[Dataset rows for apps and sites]

━━━━━━━━

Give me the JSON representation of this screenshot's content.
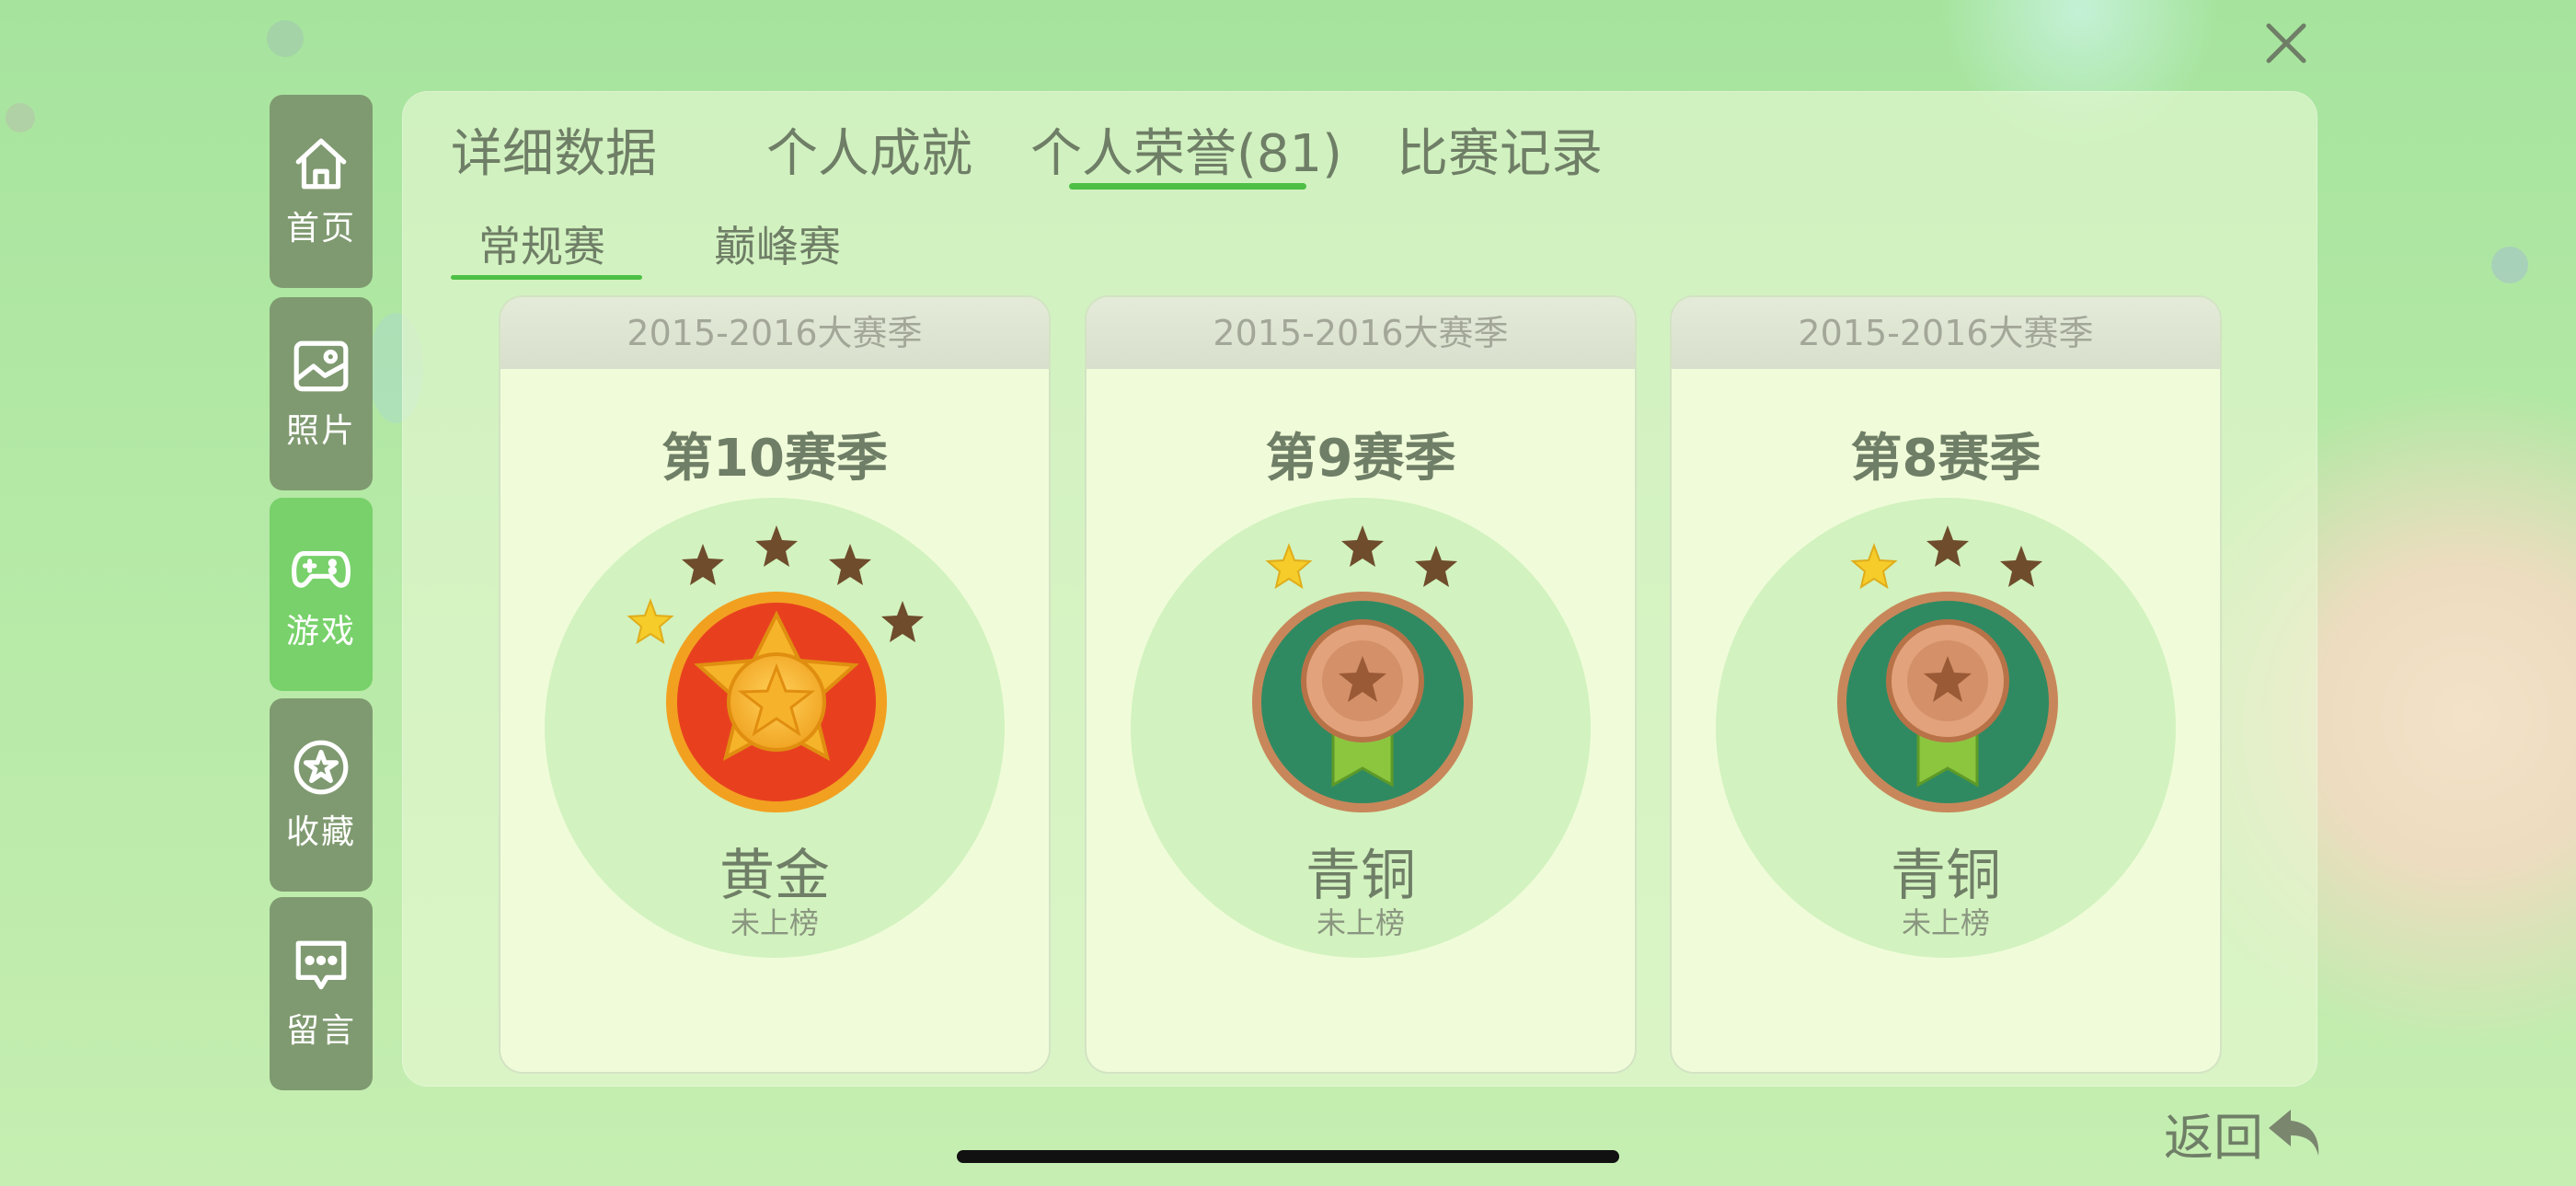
{
  "sidebar": {
    "items": [
      {
        "label": "首页",
        "icon": "home-icon",
        "active": false
      },
      {
        "label": "照片",
        "icon": "photo-icon",
        "active": false
      },
      {
        "label": "游戏",
        "icon": "gamepad-icon",
        "active": true
      },
      {
        "label": "收藏",
        "icon": "star-icon",
        "active": false
      },
      {
        "label": "留言",
        "icon": "message-icon",
        "active": false
      }
    ]
  },
  "tabs": [
    {
      "label": "详细数据"
    },
    {
      "label": "个人成就"
    },
    {
      "label": "个人荣誉(81)"
    },
    {
      "label": "比赛记录"
    }
  ],
  "subtabs": [
    {
      "label": "常规赛"
    },
    {
      "label": "巅峰赛"
    }
  ],
  "cards": [
    {
      "header": "2015-2016大赛季",
      "title": "第10赛季",
      "rank": "黄金",
      "status": "未上榜",
      "stars_earned": 1,
      "stars_total": 5,
      "medal": "gold"
    },
    {
      "header": "2015-2016大赛季",
      "title": "第9赛季",
      "rank": "青铜",
      "status": "未上榜",
      "stars_earned": 1,
      "stars_total": 3,
      "medal": "bronze"
    },
    {
      "header": "2015-2016大赛季",
      "title": "第8赛季",
      "rank": "青铜",
      "status": "未上榜",
      "stars_earned": 1,
      "stars_total": 3,
      "medal": "bronze"
    }
  ],
  "back": {
    "label": "返回"
  },
  "colors": {
    "accent_green": "#4dbf45",
    "sidebar_active": "#78d16a",
    "sidebar_default": "#7f9a70",
    "text": "#6f7e66"
  }
}
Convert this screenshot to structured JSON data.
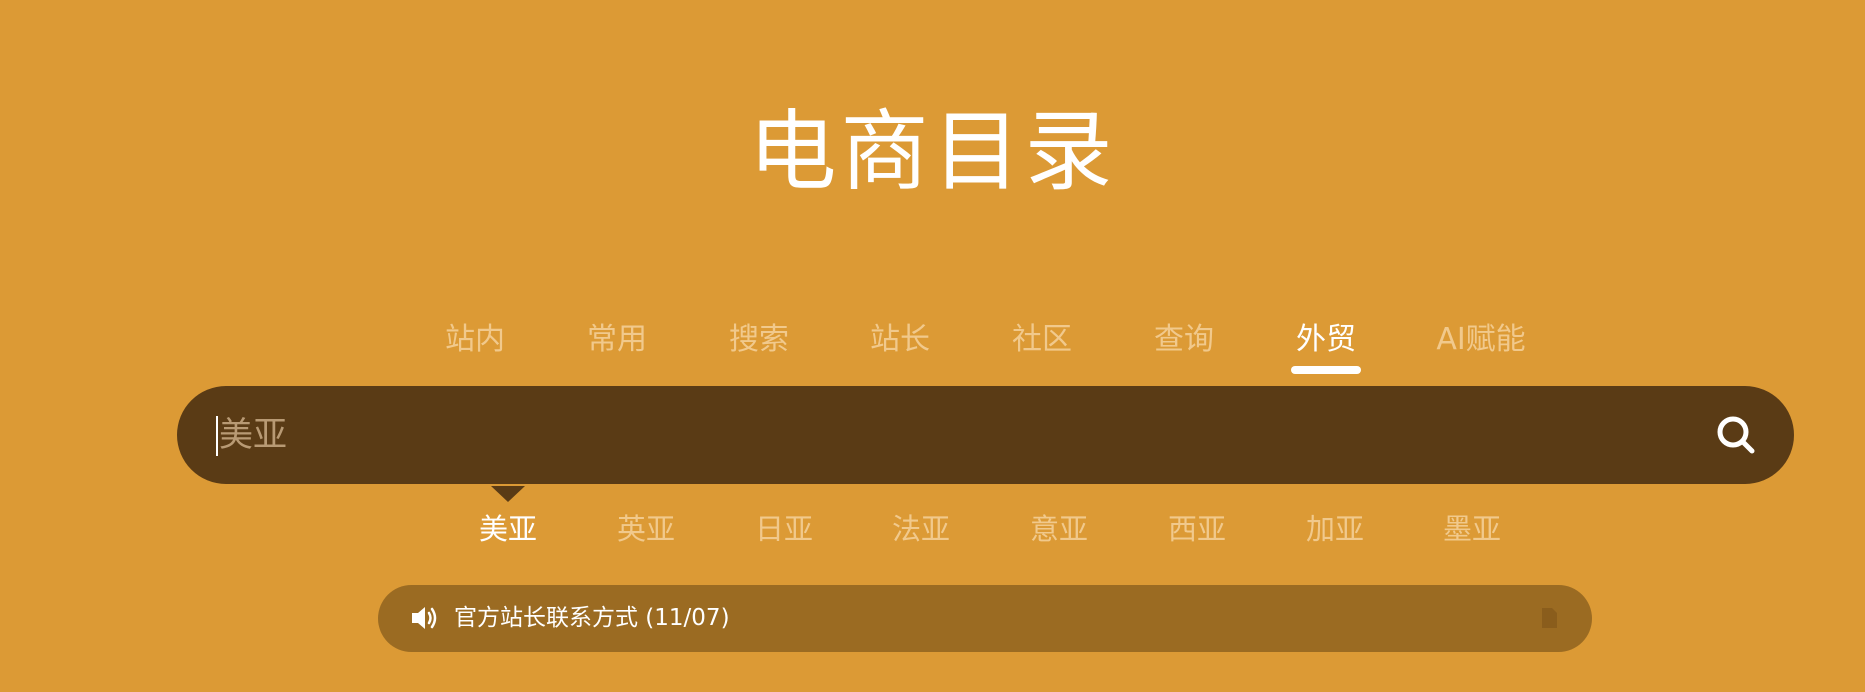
{
  "site": {
    "title": "电商目录"
  },
  "category_tabs": [
    {
      "label": "站内",
      "active": false
    },
    {
      "label": "常用",
      "active": false
    },
    {
      "label": "搜索",
      "active": false
    },
    {
      "label": "站长",
      "active": false
    },
    {
      "label": "社区",
      "active": false
    },
    {
      "label": "查询",
      "active": false
    },
    {
      "label": "外贸",
      "active": true
    },
    {
      "label": "AI赋能",
      "active": false
    }
  ],
  "search": {
    "placeholder": "美亚",
    "value": "",
    "button_icon": "search-icon"
  },
  "sub_tabs": [
    {
      "label": "美亚",
      "active": true
    },
    {
      "label": "英亚",
      "active": false
    },
    {
      "label": "日亚",
      "active": false
    },
    {
      "label": "法亚",
      "active": false
    },
    {
      "label": "意亚",
      "active": false
    },
    {
      "label": "西亚",
      "active": false
    },
    {
      "label": "加亚",
      "active": false
    },
    {
      "label": "墨亚",
      "active": false
    }
  ],
  "notice": {
    "icon": "speaker-icon",
    "text": "官方站长联系方式 (11/07)",
    "trailing_icon": "document-icon"
  },
  "colors": {
    "background": "#dc9a35",
    "search_bar": "#5a3b15",
    "notice_bar": "#9b6b22",
    "tab_inactive": "#f1c98c",
    "tab_active": "#ffffff"
  }
}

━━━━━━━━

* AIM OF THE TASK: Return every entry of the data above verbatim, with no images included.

* WRITTEN ANSWER:
Give me the JSON representation of this screenshot's content.
{
  "sidebar": {
    "items": [
      {
        "label": "首页",
        "icon": "home-icon",
        "active": false
      },
      {
        "label": "照片",
        "icon": "photo-icon",
        "active": false
      },
      {
        "label": "游戏",
        "icon": "gamepad-icon",
        "active": true
      },
      {
        "label": "收藏",
        "icon": "star-icon",
        "active": false
      },
      {
        "label": "留言",
        "icon": "message-icon",
        "active": false
      }
    ]
  },
  "tabs": [
    {
      "label": "详细数据"
    },
    {
      "label": "个人成就"
    },
    {
      "label": "个人荣誉(81)"
    },
    {
      "label": "比赛记录"
    }
  ],
  "subtabs": [
    {
      "label": "常规赛"
    },
    {
      "label": "巅峰赛"
    }
  ],
  "cards": [
    {
      "header": "2015-2016大赛季",
      "title": "第10赛季",
      "rank": "黄金",
      "status": "未上榜",
      "stars_earned": 1,
      "stars_total": 5,
      "medal": "gold"
    },
    {
      "header": "2015-2016大赛季",
      "title": "第9赛季",
      "rank": "青铜",
      "status": "未上榜",
      "stars_earned": 1,
      "stars_total": 3,
      "medal": "bronze"
    },
    {
      "header": "2015-2016大赛季",
      "title": "第8赛季",
      "rank": "青铜",
      "status": "未上榜",
      "stars_earned": 1,
      "stars_total": 3,
      "medal": "bronze"
    }
  ],
  "back": {
    "label": "返回"
  },
  "colors": {
    "accent_green": "#4dbf45",
    "sidebar_active": "#78d16a",
    "sidebar_default": "#7f9a70",
    "text": "#6f7e66"
  }
}
Convert this screenshot to structured JSON data.
{
  "site": {
    "title": "电商目录"
  },
  "category_tabs": [
    {
      "label": "站内",
      "active": false
    },
    {
      "label": "常用",
      "active": false
    },
    {
      "label": "搜索",
      "active": false
    },
    {
      "label": "站长",
      "active": false
    },
    {
      "label": "社区",
      "active": false
    },
    {
      "label": "查询",
      "active": false
    },
    {
      "label": "外贸",
      "active": true
    },
    {
      "label": "AI赋能",
      "active": false
    }
  ],
  "search": {
    "placeholder": "美亚",
    "value": "",
    "button_icon": "search-icon"
  },
  "sub_tabs": [
    {
      "label": "美亚",
      "active": true
    },
    {
      "label": "英亚",
      "active": false
    },
    {
      "label": "日亚",
      "active": false
    },
    {
      "label": "法亚",
      "active": false
    },
    {
      "label": "意亚",
      "active": false
    },
    {
      "label": "西亚",
      "active": false
    },
    {
      "label": "加亚",
      "active": false
    },
    {
      "label": "墨亚",
      "active": false
    }
  ],
  "notice": {
    "icon": "speaker-icon",
    "text": "官方站长联系方式 (11/07)",
    "trailing_icon": "document-icon"
  },
  "colors": {
    "background": "#dc9a35",
    "search_bar": "#5a3b15",
    "notice_bar": "#9b6b22",
    "tab_inactive": "#f1c98c",
    "tab_active": "#ffffff"
  }
}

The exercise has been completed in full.